Researchers at Brien Holden Vision Institute are studying the microbial community that inhabits the eye’s surface, known as the ‘ocular microbiome’, to determine if it plays a role in the development of meibomian gland dysfunction (MGD). They believe a change to the balance of this ‘commensal’ community may lead to eyelid inflammation, changes to the composition of the eye’s tears or to the quality of meibum produced by the gland.
Having explored the association between the commensal microflora on eyelid margins and the function of the meibomian glands, the researchers have identified that lower meibum quality and function is associated with higher numbers of commensal bacteria on the eyelids. In particular, those diagnosed with ‘severe’ MGD were found to have higher numbers of microbial colonies and men, especially older men, were found to have higher counts of commensal bacteria.
Additionally they found that women on the verge of menopause had higher numbers of bacteria than younger women, which correlates with worsening meibomian gland function around menopause.

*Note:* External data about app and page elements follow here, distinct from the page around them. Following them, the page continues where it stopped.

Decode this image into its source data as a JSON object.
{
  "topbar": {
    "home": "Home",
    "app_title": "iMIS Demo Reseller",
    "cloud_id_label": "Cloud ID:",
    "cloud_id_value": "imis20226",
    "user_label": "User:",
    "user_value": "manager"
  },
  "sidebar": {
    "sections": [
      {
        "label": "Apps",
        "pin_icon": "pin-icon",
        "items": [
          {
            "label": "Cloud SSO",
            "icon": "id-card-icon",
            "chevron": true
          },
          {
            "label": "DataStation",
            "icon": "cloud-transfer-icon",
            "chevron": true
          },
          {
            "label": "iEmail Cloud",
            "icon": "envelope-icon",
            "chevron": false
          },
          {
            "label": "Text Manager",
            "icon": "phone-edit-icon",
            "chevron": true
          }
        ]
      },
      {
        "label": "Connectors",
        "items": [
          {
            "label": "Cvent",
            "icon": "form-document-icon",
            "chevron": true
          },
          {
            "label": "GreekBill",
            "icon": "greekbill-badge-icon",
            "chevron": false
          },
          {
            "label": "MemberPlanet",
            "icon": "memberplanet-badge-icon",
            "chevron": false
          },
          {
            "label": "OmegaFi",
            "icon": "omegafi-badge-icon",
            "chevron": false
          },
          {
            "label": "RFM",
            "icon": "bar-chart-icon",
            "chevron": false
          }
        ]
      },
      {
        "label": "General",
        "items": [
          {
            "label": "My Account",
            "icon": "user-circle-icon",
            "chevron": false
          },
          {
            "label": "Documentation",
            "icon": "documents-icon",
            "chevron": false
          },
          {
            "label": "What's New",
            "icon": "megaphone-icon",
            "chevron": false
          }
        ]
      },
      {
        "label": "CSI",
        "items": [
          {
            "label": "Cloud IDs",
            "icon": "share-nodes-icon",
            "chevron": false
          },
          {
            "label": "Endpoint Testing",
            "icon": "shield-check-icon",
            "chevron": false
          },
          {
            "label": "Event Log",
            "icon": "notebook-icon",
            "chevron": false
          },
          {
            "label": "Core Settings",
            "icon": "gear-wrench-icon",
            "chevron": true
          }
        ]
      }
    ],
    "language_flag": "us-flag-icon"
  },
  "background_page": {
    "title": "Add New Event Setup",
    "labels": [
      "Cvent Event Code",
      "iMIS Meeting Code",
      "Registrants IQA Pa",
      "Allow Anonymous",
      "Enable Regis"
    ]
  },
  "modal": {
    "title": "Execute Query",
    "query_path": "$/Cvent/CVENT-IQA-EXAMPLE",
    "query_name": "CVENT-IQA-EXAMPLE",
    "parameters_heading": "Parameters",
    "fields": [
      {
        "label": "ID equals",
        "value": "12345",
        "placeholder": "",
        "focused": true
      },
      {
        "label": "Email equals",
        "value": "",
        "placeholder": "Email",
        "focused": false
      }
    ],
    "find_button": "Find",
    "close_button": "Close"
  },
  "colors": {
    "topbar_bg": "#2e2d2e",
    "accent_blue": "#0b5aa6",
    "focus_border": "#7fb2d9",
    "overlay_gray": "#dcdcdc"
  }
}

What is still unknown is whether the increased number of bacteria is a cause of compromised meibomian gland function, or a consequence of it or other systemic factors. The researchers believe further investigation of the interaction of age and gender with Propionibacterium (the dominant bacteria of the eyelid margin) would be useful in better understanding the role this microbial community plays.